Exercise brief
Pull each line containing "Filter" out of the data and copy it.

[Stored items]
----------

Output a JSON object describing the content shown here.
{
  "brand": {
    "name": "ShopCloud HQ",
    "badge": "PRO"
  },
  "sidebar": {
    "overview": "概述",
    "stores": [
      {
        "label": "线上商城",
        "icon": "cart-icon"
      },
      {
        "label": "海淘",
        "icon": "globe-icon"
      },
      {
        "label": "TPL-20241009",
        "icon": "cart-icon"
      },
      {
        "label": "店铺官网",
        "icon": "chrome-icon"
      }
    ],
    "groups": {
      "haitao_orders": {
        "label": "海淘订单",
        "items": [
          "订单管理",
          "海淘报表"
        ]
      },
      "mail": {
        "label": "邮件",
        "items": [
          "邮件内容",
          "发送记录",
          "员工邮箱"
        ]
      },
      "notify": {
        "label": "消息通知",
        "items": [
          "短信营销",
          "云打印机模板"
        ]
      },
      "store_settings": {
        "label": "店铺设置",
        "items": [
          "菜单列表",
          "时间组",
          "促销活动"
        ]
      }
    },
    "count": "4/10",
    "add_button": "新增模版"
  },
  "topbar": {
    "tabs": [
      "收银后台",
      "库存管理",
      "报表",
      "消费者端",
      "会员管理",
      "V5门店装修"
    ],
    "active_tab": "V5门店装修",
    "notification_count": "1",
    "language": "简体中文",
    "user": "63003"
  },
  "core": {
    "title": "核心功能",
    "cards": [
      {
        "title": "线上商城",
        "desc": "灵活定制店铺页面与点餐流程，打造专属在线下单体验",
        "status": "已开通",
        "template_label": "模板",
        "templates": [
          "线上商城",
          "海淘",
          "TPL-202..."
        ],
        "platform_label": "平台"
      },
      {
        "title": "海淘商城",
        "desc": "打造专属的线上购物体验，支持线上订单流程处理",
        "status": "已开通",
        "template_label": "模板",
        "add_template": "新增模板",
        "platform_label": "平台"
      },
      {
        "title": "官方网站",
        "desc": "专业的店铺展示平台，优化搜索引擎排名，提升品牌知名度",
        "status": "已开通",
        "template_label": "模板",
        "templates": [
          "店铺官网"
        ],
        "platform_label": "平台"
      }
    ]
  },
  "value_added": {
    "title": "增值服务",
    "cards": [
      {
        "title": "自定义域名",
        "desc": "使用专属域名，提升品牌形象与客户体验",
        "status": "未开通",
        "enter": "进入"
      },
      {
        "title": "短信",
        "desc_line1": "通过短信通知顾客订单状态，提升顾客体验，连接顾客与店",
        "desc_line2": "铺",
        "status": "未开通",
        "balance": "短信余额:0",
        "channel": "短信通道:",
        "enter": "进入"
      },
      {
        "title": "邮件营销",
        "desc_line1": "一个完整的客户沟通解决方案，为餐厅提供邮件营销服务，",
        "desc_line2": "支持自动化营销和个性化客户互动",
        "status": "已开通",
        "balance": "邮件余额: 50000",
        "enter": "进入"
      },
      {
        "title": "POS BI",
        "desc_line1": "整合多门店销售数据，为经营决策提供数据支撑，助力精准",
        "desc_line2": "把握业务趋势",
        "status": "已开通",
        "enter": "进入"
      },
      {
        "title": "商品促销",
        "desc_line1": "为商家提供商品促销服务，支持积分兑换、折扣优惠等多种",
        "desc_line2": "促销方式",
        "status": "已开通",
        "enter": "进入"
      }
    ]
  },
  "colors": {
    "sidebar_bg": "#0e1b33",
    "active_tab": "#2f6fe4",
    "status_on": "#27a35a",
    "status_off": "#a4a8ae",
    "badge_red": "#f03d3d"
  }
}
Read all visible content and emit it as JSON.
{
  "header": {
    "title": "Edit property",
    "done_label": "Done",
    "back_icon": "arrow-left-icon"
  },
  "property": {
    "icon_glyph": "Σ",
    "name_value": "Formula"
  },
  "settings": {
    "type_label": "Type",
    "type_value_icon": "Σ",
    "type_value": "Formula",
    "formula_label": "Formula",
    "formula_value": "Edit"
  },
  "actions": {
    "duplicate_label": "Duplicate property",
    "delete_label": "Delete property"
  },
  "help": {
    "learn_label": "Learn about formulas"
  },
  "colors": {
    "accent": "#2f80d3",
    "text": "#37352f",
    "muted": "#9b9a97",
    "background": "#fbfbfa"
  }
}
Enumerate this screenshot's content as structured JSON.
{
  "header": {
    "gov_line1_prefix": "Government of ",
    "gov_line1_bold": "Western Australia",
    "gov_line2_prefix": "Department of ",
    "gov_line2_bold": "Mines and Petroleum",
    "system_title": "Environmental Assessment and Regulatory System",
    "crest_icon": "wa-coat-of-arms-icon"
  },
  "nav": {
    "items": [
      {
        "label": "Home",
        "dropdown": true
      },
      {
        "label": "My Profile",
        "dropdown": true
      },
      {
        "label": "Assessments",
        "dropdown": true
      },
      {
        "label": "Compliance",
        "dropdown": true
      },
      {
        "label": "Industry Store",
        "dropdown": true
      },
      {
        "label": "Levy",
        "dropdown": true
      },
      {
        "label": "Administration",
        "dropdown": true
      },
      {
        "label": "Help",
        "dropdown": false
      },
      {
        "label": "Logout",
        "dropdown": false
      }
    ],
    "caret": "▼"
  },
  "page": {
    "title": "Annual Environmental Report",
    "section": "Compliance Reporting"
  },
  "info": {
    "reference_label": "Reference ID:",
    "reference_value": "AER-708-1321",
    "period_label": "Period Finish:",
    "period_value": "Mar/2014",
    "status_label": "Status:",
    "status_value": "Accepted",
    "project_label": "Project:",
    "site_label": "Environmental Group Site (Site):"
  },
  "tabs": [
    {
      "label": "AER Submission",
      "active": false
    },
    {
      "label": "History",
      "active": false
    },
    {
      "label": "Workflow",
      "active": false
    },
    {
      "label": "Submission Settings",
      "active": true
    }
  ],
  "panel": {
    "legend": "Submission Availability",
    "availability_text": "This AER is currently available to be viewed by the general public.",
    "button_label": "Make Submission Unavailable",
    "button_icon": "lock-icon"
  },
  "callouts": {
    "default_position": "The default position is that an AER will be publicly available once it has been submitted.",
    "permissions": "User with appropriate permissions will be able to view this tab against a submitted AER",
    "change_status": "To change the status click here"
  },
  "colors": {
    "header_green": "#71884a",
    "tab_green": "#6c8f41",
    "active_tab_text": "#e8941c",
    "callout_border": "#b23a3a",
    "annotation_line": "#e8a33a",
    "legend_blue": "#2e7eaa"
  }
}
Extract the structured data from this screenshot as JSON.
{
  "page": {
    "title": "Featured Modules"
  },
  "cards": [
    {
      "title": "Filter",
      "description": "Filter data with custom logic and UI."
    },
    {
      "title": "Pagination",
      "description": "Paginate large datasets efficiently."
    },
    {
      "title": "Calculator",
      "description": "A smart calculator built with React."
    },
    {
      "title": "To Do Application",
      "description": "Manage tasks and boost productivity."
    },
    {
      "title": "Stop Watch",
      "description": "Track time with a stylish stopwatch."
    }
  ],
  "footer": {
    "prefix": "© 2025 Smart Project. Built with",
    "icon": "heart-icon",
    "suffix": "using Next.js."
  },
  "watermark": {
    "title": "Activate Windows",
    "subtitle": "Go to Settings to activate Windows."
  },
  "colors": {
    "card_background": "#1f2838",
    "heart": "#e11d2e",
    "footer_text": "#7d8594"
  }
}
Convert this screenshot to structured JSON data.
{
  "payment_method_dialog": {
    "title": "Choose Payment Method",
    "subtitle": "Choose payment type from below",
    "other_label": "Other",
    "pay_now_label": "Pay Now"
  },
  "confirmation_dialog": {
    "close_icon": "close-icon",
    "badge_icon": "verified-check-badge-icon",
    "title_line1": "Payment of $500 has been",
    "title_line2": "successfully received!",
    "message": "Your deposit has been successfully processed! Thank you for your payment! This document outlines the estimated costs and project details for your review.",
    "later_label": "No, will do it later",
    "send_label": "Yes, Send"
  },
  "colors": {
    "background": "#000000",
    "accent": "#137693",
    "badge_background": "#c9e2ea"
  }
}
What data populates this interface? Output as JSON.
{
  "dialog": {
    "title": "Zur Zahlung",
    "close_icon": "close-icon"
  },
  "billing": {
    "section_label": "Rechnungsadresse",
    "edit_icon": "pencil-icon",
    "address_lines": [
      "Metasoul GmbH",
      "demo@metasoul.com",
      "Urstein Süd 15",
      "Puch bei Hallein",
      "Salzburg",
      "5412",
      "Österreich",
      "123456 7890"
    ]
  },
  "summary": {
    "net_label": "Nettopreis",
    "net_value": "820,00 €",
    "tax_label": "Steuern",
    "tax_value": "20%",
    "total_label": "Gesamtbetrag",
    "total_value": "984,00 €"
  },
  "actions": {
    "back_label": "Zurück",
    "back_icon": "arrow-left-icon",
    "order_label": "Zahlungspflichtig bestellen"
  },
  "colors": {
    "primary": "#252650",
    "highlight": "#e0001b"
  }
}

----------

Output for this task
      "title": "Filter",
      "description": "Filter data with custom logic and UI."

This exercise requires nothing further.